──────── Material for the task ────────

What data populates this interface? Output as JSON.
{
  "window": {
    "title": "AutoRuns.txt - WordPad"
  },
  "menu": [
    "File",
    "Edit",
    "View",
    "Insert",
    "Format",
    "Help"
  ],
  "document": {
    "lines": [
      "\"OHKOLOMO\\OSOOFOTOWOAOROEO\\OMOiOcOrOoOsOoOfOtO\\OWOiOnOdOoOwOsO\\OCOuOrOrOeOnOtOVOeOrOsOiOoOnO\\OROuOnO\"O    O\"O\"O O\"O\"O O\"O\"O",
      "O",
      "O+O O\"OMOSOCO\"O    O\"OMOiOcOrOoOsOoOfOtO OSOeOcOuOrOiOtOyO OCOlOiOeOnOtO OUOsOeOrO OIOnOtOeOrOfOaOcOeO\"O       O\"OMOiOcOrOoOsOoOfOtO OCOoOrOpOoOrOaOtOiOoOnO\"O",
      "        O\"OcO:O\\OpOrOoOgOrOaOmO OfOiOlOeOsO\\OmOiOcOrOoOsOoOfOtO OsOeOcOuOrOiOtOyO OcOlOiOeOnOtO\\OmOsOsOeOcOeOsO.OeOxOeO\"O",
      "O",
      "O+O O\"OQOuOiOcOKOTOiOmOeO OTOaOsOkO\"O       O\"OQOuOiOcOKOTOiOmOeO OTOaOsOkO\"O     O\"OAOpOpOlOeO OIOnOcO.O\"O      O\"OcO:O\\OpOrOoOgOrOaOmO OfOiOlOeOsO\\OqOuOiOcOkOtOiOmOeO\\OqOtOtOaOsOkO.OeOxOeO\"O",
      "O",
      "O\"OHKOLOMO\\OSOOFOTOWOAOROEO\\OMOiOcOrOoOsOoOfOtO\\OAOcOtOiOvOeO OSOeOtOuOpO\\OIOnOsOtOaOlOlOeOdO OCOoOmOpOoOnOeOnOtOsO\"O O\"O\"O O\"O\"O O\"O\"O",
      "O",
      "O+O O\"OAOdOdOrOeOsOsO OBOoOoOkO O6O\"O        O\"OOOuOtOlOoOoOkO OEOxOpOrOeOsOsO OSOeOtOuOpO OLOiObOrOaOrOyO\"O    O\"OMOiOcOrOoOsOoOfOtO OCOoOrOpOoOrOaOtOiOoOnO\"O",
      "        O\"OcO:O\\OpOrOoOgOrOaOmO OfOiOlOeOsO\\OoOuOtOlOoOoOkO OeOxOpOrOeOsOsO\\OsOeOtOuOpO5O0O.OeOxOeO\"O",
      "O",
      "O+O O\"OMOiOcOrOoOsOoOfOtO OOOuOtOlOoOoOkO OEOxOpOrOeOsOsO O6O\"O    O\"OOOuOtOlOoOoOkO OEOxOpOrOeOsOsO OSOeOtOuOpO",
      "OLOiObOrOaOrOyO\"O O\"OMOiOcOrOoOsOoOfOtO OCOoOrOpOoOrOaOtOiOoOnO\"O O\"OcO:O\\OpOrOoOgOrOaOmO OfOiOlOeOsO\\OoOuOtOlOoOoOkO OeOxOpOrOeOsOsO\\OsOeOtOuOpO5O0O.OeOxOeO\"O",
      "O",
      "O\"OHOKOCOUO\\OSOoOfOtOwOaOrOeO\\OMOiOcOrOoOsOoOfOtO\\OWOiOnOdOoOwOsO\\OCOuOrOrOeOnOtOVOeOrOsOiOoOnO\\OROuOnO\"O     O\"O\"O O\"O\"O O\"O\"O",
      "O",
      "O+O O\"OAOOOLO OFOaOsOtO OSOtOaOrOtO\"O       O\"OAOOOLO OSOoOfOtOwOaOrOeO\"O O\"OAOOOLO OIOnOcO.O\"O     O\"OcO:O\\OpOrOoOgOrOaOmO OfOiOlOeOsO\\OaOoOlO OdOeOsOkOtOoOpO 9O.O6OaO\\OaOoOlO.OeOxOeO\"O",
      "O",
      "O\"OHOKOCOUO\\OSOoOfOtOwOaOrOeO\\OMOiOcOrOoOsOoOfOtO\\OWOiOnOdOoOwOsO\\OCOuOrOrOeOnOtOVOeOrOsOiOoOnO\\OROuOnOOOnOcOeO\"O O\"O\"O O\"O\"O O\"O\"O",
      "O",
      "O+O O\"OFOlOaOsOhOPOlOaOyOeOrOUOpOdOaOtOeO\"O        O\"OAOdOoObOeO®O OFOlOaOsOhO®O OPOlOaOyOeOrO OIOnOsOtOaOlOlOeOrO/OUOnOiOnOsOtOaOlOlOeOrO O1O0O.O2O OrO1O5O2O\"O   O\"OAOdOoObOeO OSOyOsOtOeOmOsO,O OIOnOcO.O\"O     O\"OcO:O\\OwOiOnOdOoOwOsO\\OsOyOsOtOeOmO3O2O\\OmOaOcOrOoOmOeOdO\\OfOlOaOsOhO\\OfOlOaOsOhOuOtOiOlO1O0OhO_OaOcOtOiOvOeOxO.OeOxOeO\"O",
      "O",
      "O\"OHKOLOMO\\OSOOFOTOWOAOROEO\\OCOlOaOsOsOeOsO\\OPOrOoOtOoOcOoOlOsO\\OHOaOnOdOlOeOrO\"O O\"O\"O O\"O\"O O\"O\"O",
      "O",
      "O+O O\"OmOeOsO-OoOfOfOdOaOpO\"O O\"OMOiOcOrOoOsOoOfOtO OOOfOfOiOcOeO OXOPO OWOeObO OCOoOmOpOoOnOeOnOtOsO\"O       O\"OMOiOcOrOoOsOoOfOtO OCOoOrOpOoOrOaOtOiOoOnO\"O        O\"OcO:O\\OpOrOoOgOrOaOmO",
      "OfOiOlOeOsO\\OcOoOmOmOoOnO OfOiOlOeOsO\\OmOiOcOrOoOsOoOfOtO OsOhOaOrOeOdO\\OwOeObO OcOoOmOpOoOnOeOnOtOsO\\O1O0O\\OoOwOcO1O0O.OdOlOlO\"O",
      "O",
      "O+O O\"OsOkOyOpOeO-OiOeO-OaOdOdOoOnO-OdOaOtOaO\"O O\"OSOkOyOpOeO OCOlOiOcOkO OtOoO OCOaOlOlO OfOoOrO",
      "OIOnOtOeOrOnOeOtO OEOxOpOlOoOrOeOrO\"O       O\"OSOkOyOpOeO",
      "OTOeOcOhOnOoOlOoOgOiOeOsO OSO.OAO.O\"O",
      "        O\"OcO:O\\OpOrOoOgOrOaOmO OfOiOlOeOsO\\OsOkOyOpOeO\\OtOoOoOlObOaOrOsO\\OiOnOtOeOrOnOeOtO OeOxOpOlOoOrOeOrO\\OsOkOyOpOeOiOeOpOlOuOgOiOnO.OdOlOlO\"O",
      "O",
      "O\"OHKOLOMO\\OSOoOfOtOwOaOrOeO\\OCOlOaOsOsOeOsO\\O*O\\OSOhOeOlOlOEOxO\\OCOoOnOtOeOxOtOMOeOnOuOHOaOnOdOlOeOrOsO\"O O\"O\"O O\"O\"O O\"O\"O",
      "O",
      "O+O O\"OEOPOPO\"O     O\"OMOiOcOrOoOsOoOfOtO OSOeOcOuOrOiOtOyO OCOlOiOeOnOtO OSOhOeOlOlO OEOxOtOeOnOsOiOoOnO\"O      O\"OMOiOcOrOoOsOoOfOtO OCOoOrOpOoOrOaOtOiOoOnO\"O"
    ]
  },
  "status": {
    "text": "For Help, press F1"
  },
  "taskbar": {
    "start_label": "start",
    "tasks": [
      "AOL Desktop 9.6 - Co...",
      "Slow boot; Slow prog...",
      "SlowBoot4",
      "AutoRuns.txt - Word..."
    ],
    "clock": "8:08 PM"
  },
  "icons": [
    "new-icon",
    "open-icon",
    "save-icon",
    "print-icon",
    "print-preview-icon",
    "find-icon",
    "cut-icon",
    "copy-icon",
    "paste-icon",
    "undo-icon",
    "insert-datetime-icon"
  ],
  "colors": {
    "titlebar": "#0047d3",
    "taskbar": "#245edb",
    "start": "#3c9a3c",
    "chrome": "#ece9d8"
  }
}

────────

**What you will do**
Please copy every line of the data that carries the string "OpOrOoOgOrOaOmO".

**Output of the task**
      "        O\"OcO:O\\OpOrOoOgOrOaOmO OfOiOlOeOsO\\OmOiOcOrOoOsOoOfOtO OsOeOcOuOrOiOtOyO OcOlOiOeOnOtO\\OmOsOsOeOcOeOsO.OeOxOeO\"O",
      "O+O O\"OQOuOiOcOKOTOiOmOeO OTOaOsOkO\"O       O\"OQOuOiOcOKOTOiOmOeO OTOaOsOkO\"O     O\"OAOpOpOlOeO OIOnOcO.O\"O      O\"OcO:O\\OpOrOoOgOrOaOmO OfOiOlOeOsO\\OqOuOiOcOkOtOiOmOeO\\OqOtOtOaOsOkO.OeOxOeO\"O",
      "        O\"OcO:O\\OpOrOoOgOrOaOmO OfOiOlOeOsO\\OoOuOtOlOoOoOkO OeOxOpOrOeOsOsO\\OsOeOtOuOpO5O0O.OeOxOeO\"O",
      "OLOiObOrOaOrOyO\"O O\"OMOiOcOrOoOsOoOfOtO OCOoOrOpOoOrOaOtOiOoOnO\"O O\"OcO:O\\OpOrOoOgOrOaOmO OfOiOlOeOsO\\OoOuOtOlOoOoOkO OeOxOpOrOeOsOsO\\OsOeOtOuOpO5O0O.OeOxOeO\"O",
      "O+O O\"OAOOOLO OFOaOsOtO OSOtOaOrOtO\"O       O\"OAOOOLO OSOoOfOtOwOaOrOeO\"O O\"OAOOOLO OIOnOcO.O\"O     O\"OcO:O\\OpOrOoOgOrOaOmO OfOiOlOeOsO\\OaOoOlO OdOeOsOkOtOoOpO 9O.O6OaO\\OaOoOlO.OeOxOeO\"O",
      "O+O O\"OmOeOsO-OoOfOfOdOaOpO\"O O\"OMOiOcOrOoOsOoOfOtO OOOfOfOiOcOeO OXOPO OWOeObO OCOoOmOpOoOnOeOnOtOsO\"O       O\"OMOiOcOrOoOsOoOfOtO OCOoOrOpOoOrOaOtOiOoOnO\"O        O\"OcO:O\\OpOrOoOgOrOaOmO",
      "        O\"OcO:O\\OpOrOoOgOrOaOmO OfOiOlOeOsO\\OsOkOyOpOeO\\OtOoOoOlObOaOrOsO\\OiOnOtOeOrOnOeOtO OeOxOpOlOoOrOeOrO\\OsOkOyOpOeOiOeOpOlOuOgOiOnO.OdOlOlO\"O",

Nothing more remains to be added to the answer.